|Teacher talk does not dominate||Dialogue is reciprocal||Learners’ contributions elaborate or respond to prompts||Learners admit to partial understanding||Learners are willing to ask questions||Learners adjust thinking/ actions as a result of dialogue||Learners prioritise which actions will help them most|
|Wait time to process information|
|Supportive body language|
|Encouragement (acknowledging strengths)|
|Information about some weaknesses|
|Information about all weaknesses|
|Strategies for short-term goals|
|Strategies for short-term goals|
|Feedback about language|
|Feedback about product|
|Feedback about process|
Look at Oral Task 13, Sample 3, and consider the female student in this sample.
- What are the student’s strengths? Areas for improvement?
- How would you explain this to the student?
Professor Chris Davison and Professor. Liz Hamp-Lyons discuss feedback that feeds forward in Feedback: What, How and Why.
The Sweetland Center of Writing gives an overview of some widely shared ideas about giving effective feedback. The site also contains descriptions of a variety of possible ways to put these ideas into practice.
Literacy Today is a web site created by teachers, to suggest ways of enhancing teacher feedback. It contains a section for primary teachers and a section for secondary teachers.
In Discovery Voice: Student Teacher Writing Conferences (YouTube video- 11.23) the teacher provides feedback about student writing and asks questions to help students clarify aspects of their learning.
This video, Feedback on Learning, (3.17) shows Prof. Dylan Wiliam talking about the difference between ego-involving feedback and task-involving feedback which prompts thinking.
This video (14.05) shows Dr Paul Black and Dr Chris Harrison talking about strategies for effective questions and class discussion. Teachers demonstrate how to encourage students to generate their own questions and how to ensure all students can respond to questions in an open environment. Questioning is seen as a technique to help teachers understand what students don’t yet understand, or only partially understand.
In this podcast from the 'Beyond the Lectern' series, Professor John Hattie speaks about the power of feedback.

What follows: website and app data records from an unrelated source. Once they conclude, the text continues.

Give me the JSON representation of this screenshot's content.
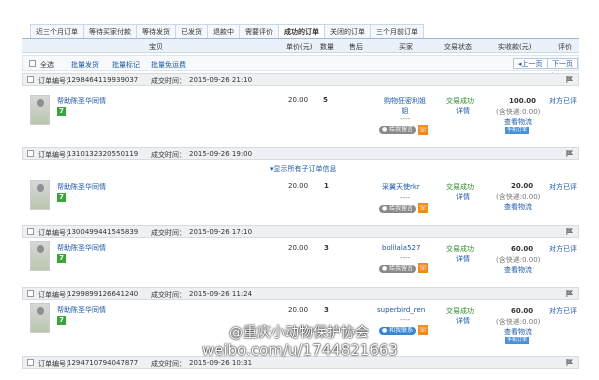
{
  "tabs": [
    "近三个月订单",
    "等待买家付款",
    "等待发货",
    "已发货",
    "退款中",
    "需要评价",
    "成功的订单",
    "关闭的订单",
    "三个月前订单"
  ],
  "header": {
    "item": "宝贝",
    "price": "单价(元)",
    "qty": "数量",
    "after": "售后",
    "buyer": "买家",
    "status": "交易状态",
    "paid": "实收款(元)",
    "review": "评价"
  },
  "batch": {
    "select_all": "全选",
    "batch_ship": "批量发货",
    "batch_mark": "批量标记",
    "batch_free": "批量免运费",
    "prev": "上一页",
    "next": "下一页"
  },
  "orders": [
    {
      "no_label": "订单编号：",
      "no": "1298464119939037",
      "time_label": "成交时间：",
      "time": "2015-09-26 21:10",
      "product": "帮助陈圣华同情",
      "price": "20.00",
      "qty": "5",
      "buyer": "购物狂密利姐姐",
      "status": "交易成功",
      "detail": "详情",
      "amount": "100.00",
      "shipping": "(含快递:0.00)",
      "logistics": "查看物流",
      "review": "对方已评",
      "msg_btn": "给我留言",
      "tag": "手机订单",
      "extra": ""
    },
    {
      "no_label": "订单编号：",
      "no": "1310132320550119",
      "time_label": "成交时间：",
      "time": "2015-09-26 19:00",
      "product": "帮助陈圣华同情",
      "price": "20.00",
      "qty": "1",
      "buyer": "采翼天使rkr",
      "status": "交易成功",
      "detail": "详情",
      "amount": "20.00",
      "shipping": "(含快递:0.00)",
      "logistics": "查看物流",
      "review": "对方已评",
      "msg_btn": "给我留言",
      "tag": "",
      "extra": "显示所有子订单信息"
    },
    {
      "no_label": "订单编号：",
      "no": "1300499441545839",
      "time_label": "成交时间：",
      "time": "2015-09-26 17:10",
      "product": "帮助陈圣华同情",
      "price": "20.00",
      "qty": "3",
      "buyer": "bolilala527",
      "status": "交易成功",
      "detail": "详情",
      "amount": "60.00",
      "shipping": "(含快递:0.00)",
      "logistics": "查看物流",
      "review": "对方已评",
      "msg_btn": "给我留言",
      "tag": "",
      "extra": ""
    },
    {
      "no_label": "订单编号：",
      "no": "1299899126641240",
      "time_label": "成交时间：",
      "time": "2015-09-26 11:24",
      "product": "帮助陈圣华同情",
      "price": "20.00",
      "qty": "3",
      "buyer": "superbird_ren",
      "status": "交易成功",
      "detail": "详情",
      "amount": "60.00",
      "shipping": "(含快递:0.00)",
      "logistics": "查看物流",
      "review": "对方已评",
      "msg_btn": "和我联系",
      "tag": "手机订单",
      "extra": ""
    },
    {
      "no_label": "订单编号：",
      "no": "1294710794047877",
      "time_label": "成交时间：",
      "time": "2015-09-26 10:31",
      "product": "",
      "price": "",
      "qty": "",
      "buyer": "",
      "status": "",
      "detail": "",
      "amount": "",
      "shipping": "",
      "logistics": "",
      "review": "",
      "msg_btn": "",
      "tag": "",
      "extra": ""
    }
  ],
  "watermark": {
    "line1": "@重庆小动物保护协会",
    "line2": "weibo.com/u/1744821663"
  },
  "colors": {
    "link": "#1d57a7",
    "status": "#2b8a2b",
    "header_bg": "#eaf1f9",
    "phone": "#f08a1c",
    "quality_tag": "#3aa63a"
  }
}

He discusses the importance of asking not just 'Where am I going?' and 'How am I going?', but also 'Where to next?' . Although the focus of the interview is the tertiary sector, Professor Hattie's comments are relevant to teachers in the school sector as well. [50 minutes]
Try giving some oral feedback to two of your EAL students, recording yourself, then look at your 'performance' and reflect on its strengths and areas for improvement. Then repeat the process.

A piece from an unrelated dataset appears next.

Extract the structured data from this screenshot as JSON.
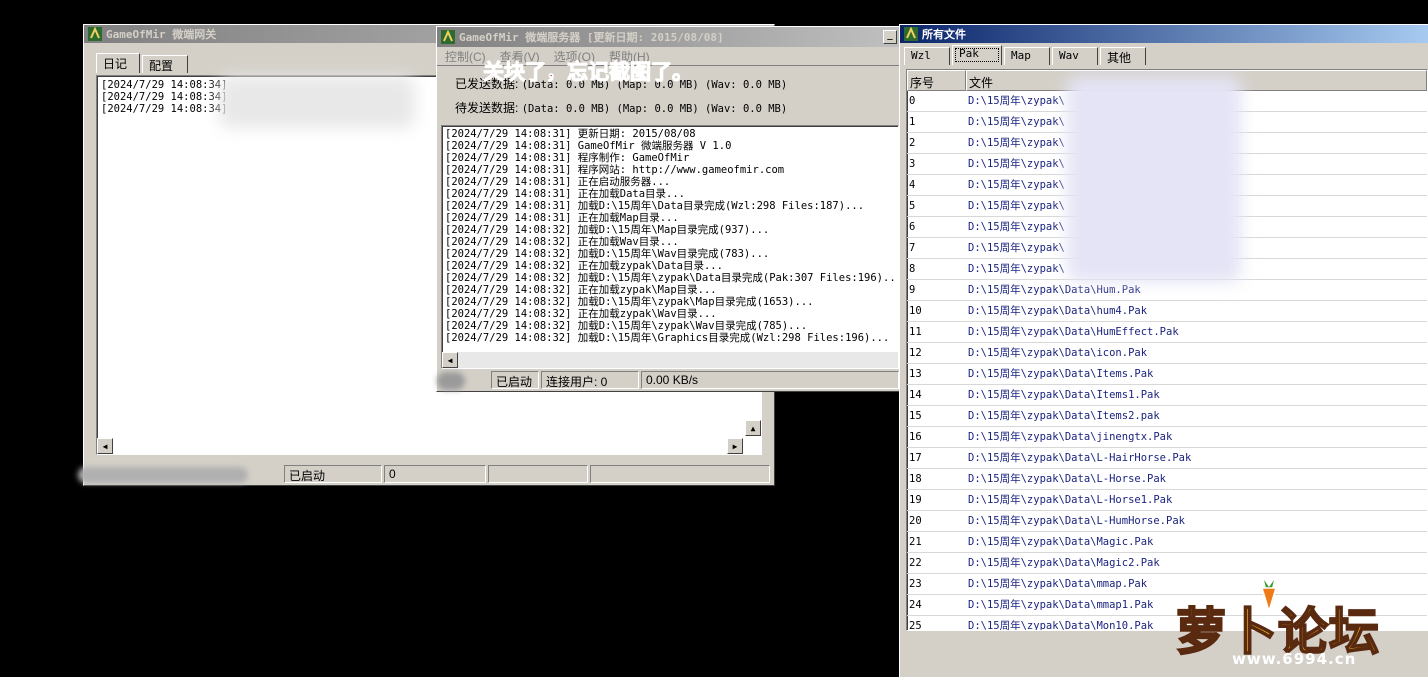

You might also like to provide feedback using the Three stars and a wish method. (Modify this form to suit your circumstances.)